  9. Let your children grow up. Let your children solve their own problems. Have their own experiences. It’s hard to let go. I know. Start small. Let them do meal planning and cook dinner. We saw a team of teenagers working on a school project in a store. They were amazed at the cost of laundry soap and a tad befuddled. Remember, parents are training children to be adults.
  10. Appreciate other cultures. The more you value other cultures, the more you learn about yourself. I think Americans are particularly bad at this.

I’m stopping my list here. I just wanted to give you something to think about.

New Adventure: Reviewing Horror Movies with my Teen

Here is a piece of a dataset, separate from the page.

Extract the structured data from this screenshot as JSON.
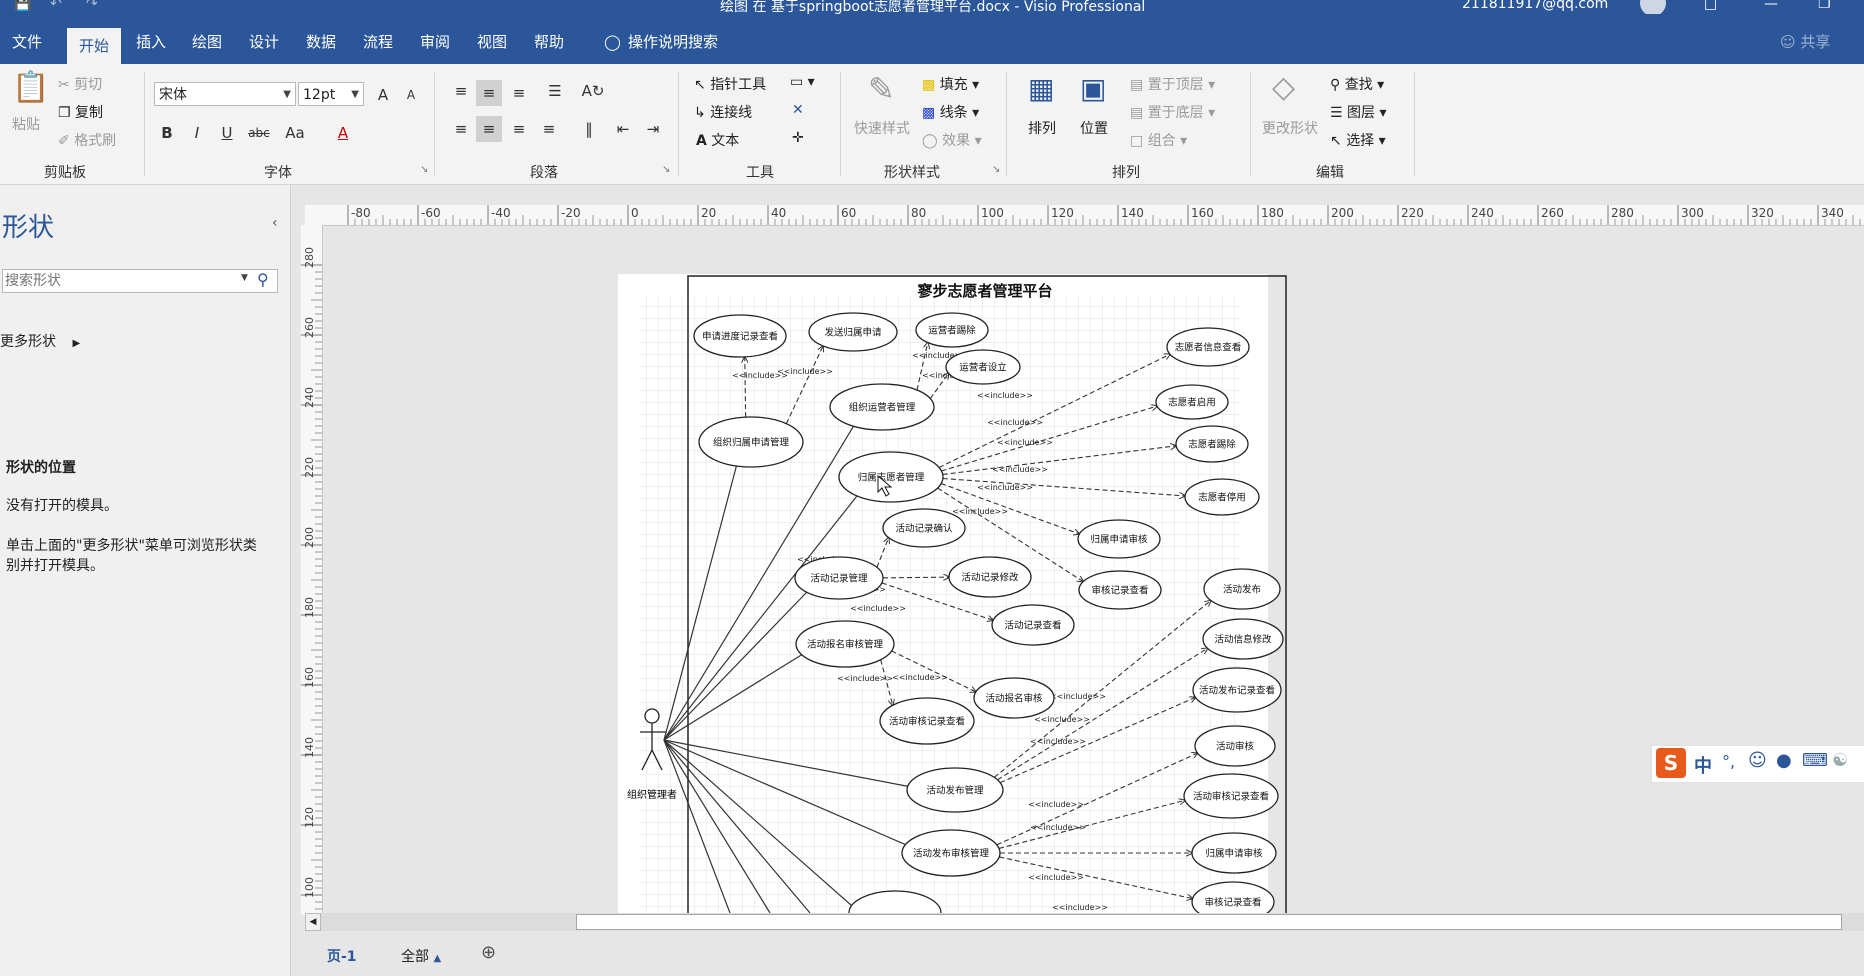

It’s probably been a decade since I met William Prystauk at an after-party of sorts when Kaylie Jones came to the Lehigh Valley to promote her memoir Lies My Mother Never Told Me. My attendance at that book signing was itself a convergence of factors, primarily two: my attraction to Paris and my experiences with parents dealing with alcoholism.

The party in question was hosted by a former work colleague then involved in an MFA program as one of Ms. Jones’ students. She invited me to her home after the event and that’s where I met Bill, also in the same MFA program. And we discovered we had similar interests and were practically neighbors so somehow we ended up meeting for coffee.

At some point in the last week or two, Bill suggested my teen daughter write for his web site, Crash Palace Productions, http://crashpalaceproductions.com/, reviewing horror movies. Except, I pointed out, that my daughter doesn’t watch horror movies due to bad memories of The Walking Dead.

That request got me thinking and I proposed doing a joint review. Last night we watched Netflix’s I am the Pretty Thing that Lives in the House. And this morning, I wrote and submitted the review.

My next hope is that my daughter will watch the 90s classic The Craft and examine whether it holds up with today’s generation. I might even consider that a project for today.